Used for information processing and transfer. Can process and respond to stimuli and in turn send signals to other nerves in parts of the body, this produces responses to such stimuli.
What is the original stem cell from which connective tissues derive?
Mesenchymal stem cells. These are pluripotent.
Mesenchyme is used interchangeably with connective tissue.
What are the levels of stem cells in humans.
Totipotent embryonic stem cells.
Pluripotent embryonic stem cells. (Endoderm line, Mesoderm line, Ectoderm line
Multipotent stem cells.
Endoderm line differentiates into lung and pancreas cells and more
Mesoderm line differentiates into heart muscle, red blood cells + more
Ectoderm line differentiates into skin, neurons and more
What are the transitory forms for the four principle tissues?
Osteoblasts, differentiate into Osteocytes

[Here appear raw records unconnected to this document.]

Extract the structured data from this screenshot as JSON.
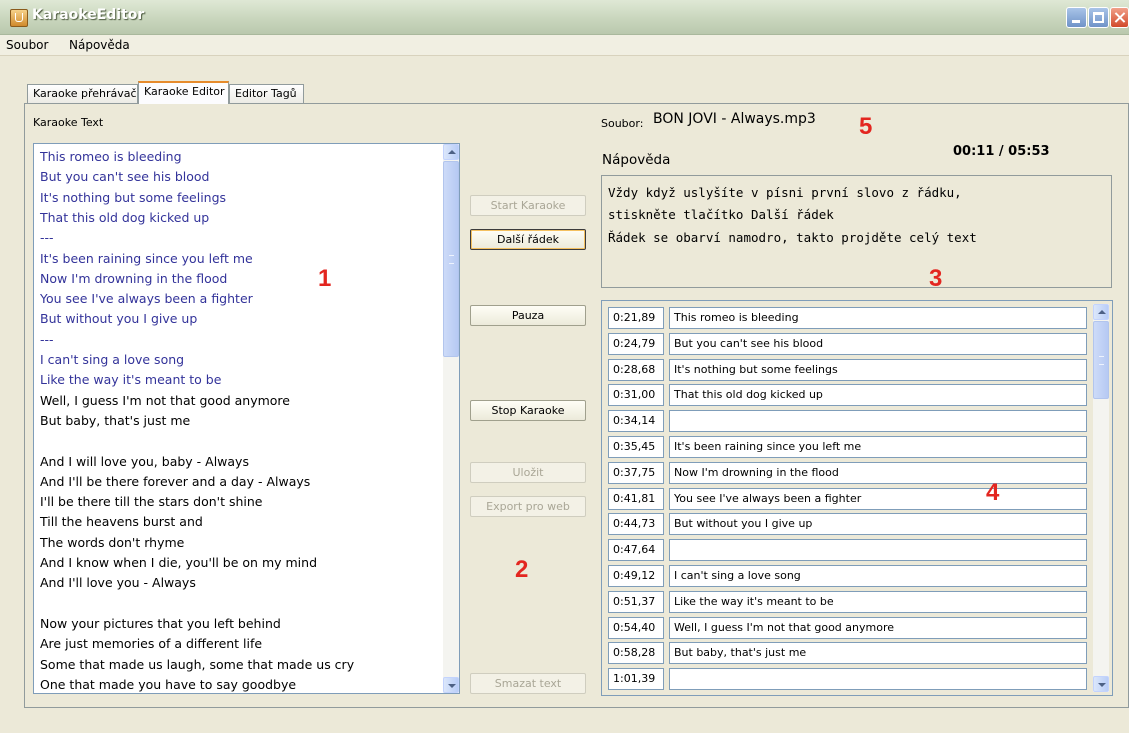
{
  "window": {
    "title": "KaraokeEditor"
  },
  "menu": {
    "items": [
      "Soubor",
      "Nápověda"
    ]
  },
  "tabs": [
    {
      "label": "Karaoke přehrávač",
      "active": false
    },
    {
      "label": "Karaoke Editor",
      "active": true
    },
    {
      "label": "Editor Tagů",
      "active": false
    }
  ],
  "editor": {
    "text_label": "Karaoke Text",
    "lyrics": [
      {
        "text": "This romeo is bleeding",
        "sung": true
      },
      {
        "text": "But you can't see his blood",
        "sung": true
      },
      {
        "text": "It's nothing but some feelings",
        "sung": true
      },
      {
        "text": "That this old dog kicked up",
        "sung": true
      },
      {
        "text": " ---",
        "sung": true
      },
      {
        "text": "It's been raining since you left me",
        "sung": true
      },
      {
        "text": "Now I'm drowning in the flood",
        "sung": true
      },
      {
        "text": "You see I've always been a fighter",
        "sung": true
      },
      {
        "text": "But without you I give up",
        "sung": true
      },
      {
        "text": " ---",
        "sung": true
      },
      {
        "text": "I can't sing a love song",
        "sung": true
      },
      {
        "text": "Like the way it's meant to be",
        "sung": true
      },
      {
        "text": "Well, I guess I'm not that good anymore",
        "sung": false
      },
      {
        "text": "But baby, that's just me",
        "sung": false
      },
      {
        "text": "",
        "sung": false
      },
      {
        "text": "And I will love you, baby - Always",
        "sung": false
      },
      {
        "text": "And I'll be there forever and a day - Always",
        "sung": false
      },
      {
        "text": "I'll be there till the stars don't shine",
        "sung": false
      },
      {
        "text": "Till the heavens burst and",
        "sung": false
      },
      {
        "text": "The words don't rhyme",
        "sung": false
      },
      {
        "text": "And I know when I die, you'll be on my mind",
        "sung": false
      },
      {
        "text": "And I'll love you - Always",
        "sung": false
      },
      {
        "text": "",
        "sung": false
      },
      {
        "text": "Now your pictures that you left behind",
        "sung": false
      },
      {
        "text": "Are just memories of a different life",
        "sung": false
      },
      {
        "text": "Some that made us laugh, some that made us cry",
        "sung": false
      },
      {
        "text": "One that made you have to say goodbye",
        "sung": false
      }
    ],
    "buttons": {
      "start": "Start Karaoke",
      "next_line": "Další řádek",
      "pause": "Pauza",
      "stop": "Stop Karaoke",
      "save": "Uložit",
      "export": "Export pro web",
      "clear": "Smazat text"
    },
    "file_label": "Soubor:",
    "file_name": "BON JOVI - Always.mp3",
    "time": "00:11 / 05:53",
    "help_label": "Nápověda",
    "help_lines": [
      "Vždy když uslyšíte v písni první slovo z řádku,",
      "stiskněte tlačítko Další řádek",
      "Řádek se obarví namodro, takto projděte celý text"
    ],
    "tags": [
      {
        "time": "0:21,89",
        "text": "This romeo is bleeding"
      },
      {
        "time": "0:24,79",
        "text": "But you can't see his blood"
      },
      {
        "time": "0:28,68",
        "text": "It's nothing but some feelings"
      },
      {
        "time": "0:31,00",
        "text": "That this old dog kicked up"
      },
      {
        "time": "0:34,14",
        "text": ""
      },
      {
        "time": "0:35,45",
        "text": "It's been raining since you left me"
      },
      {
        "time": "0:37,75",
        "text": "Now I'm drowning in the flood"
      },
      {
        "time": "0:41,81",
        "text": "You see I've always been a fighter"
      },
      {
        "time": "0:44,73",
        "text": "But without you I give up"
      },
      {
        "time": "0:47,64",
        "text": ""
      },
      {
        "time": "0:49,12",
        "text": "I can't sing a love song"
      },
      {
        "time": "0:51,37",
        "text": "Like the way it's meant to be"
      },
      {
        "time": "0:54,40",
        "text": "Well, I guess I'm not that good anymore"
      },
      {
        "time": "0:58,28",
        "text": "But baby, that's just me"
      },
      {
        "time": "1:01,39",
        "text": ""
      }
    ]
  },
  "annotations": [
    "1",
    "2",
    "3",
    "4",
    "5"
  ],
  "colors": {
    "sung_text": "#33339a",
    "annotation": "#e32620",
    "tab_accent": "#e68b2c"
  }
}
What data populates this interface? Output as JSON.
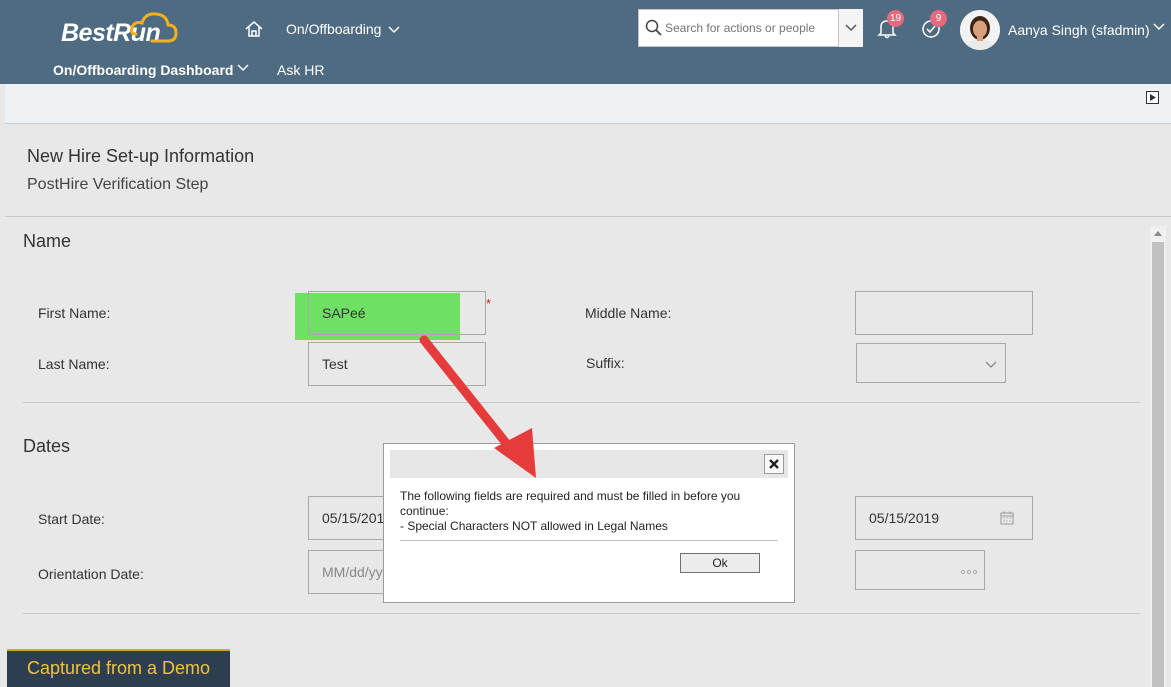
{
  "header": {
    "logo": "BestRun",
    "module": "On/Offboarding",
    "search_placeholder": "Search for actions or people",
    "notifications_count": "19",
    "todo_count": "9",
    "user_name": "Aanya Singh (sfadmin)",
    "nav": [
      "On/Offboarding Dashboard",
      "Ask HR"
    ]
  },
  "page": {
    "title": "New Hire Set-up Information",
    "subtitle": "PostHire Verification Step"
  },
  "name_section": {
    "heading": "Name",
    "first_name_label": "First Name:",
    "first_name_value": "SAPeé",
    "required_marker": "*",
    "middle_name_label": "Middle Name:",
    "middle_name_value": "",
    "last_name_label": "Last Name:",
    "last_name_value": "Test",
    "suffix_label": "Suffix:",
    "suffix_value": ""
  },
  "dates_section": {
    "heading": "Dates",
    "start_date_label": "Start Date:",
    "start_date_value": "05/15/201",
    "start_date_right_value": "05/15/2019",
    "orientation_date_label": "Orientation Date:",
    "orientation_date_placeholder": "MM/dd/yy"
  },
  "dialog": {
    "message_line1": "The following fields are required and must be filled in before you continue:",
    "message_line2": "- Special Characters NOT allowed in Legal Names",
    "ok_label": "Ok"
  },
  "banner": "Captured from a Demo",
  "colors": {
    "header_bg": "#4e6b82",
    "highlight": "#6ee063",
    "arrow": "#e63b3b",
    "badge": "#e7697e",
    "banner_text": "#f2c23a"
  }
}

Transitory Chondrocytes, differentiate into Chondrocytes
Transitory Fibroblasts differentiates into Fibroblasts
Pre-Adipocytes different into Adipocytes
How do osteoblasts differ from osteocytes?
Osteoblasts are the cells that generate calcified bone, once trapped inside the mineral matrix of bone they develop into osteocytes and form dendrites that extend out into spaces in the bone matrix.
What is an osteocyte?
The terminally differentiated cells present in the bone. It is responsible for regulating the connective tissue in bone.
What are transitional chondrocytes and transitional fibroblasts?
Transitional chondrocytes are cells that have not fully differentiated into chondrocytes and fibroblasts yet.
What are chondrocytes?
Cartilage is produced by chondrocytes sent to a joint, cartilage is the buffer that prevents two bones in a joint from making contact and damaging each other.
What are Fibroblasts?
Fibroblasts are the cells that lay down networks of the protein known as collagen. And collagen is used in many structures of the body such as bones, muscles, skin and tendons. Fibroblasts are some of the first cells dispatched to injury site when hurt, and will lay down lots of collagen, this results in scars.
What are pre-adipocytes?
Precursor cells to adipocytes, which will terminally differentiate into adipocytes.
What are adipocytes?
These cells are found in many places in the body that have a high energy demand. An example is bone marrow, as it produces so many new blood cells and is very energy intensive. That is why bone marrow is so fatty.
What are four functions of connective tissue?
- Energy storage and isnulation with adipocytes
- Support and containment for structures, e.g. organs, bone, ligaments.
- Immune response, certain cells found in loose connective tissue.
- Transport system, collagen fibres for transport of materials.
What are the three main groups of connective tissue?
- Supportive connective tissue
- Connective tissue proper
What are the sub-types of supportive connective tissue?
What connective tissues are in these sub-types?
What are the two sub-types of Fluid connective tissues?
What specific connective tissues/constituents are part of these types?
- Red blood cells
- White blood cells
- Plasma (makes it a matrix therefore connective tissue)
- Lymph (waste water recycled)
What are the sub-types of connective tissue proper?
What specific tissues are part of these sub-types?
- Regular elastic
- Irregular elastic
What are the constituents of a connective tissue?
- Connective tissue fibres (ECM)
- Ground substance (ECM)
What is ground substance?
- This is the amorphous gel like substance, made up of all the components of ECF excluding collagen and elastin.
- Mostly made up of water, but with proteinaceous substances in it (glycoproteins, proteoglycans, glycosaminoglycans)
- Contains hyaluronic acid (lubricant and shock absorber in joints)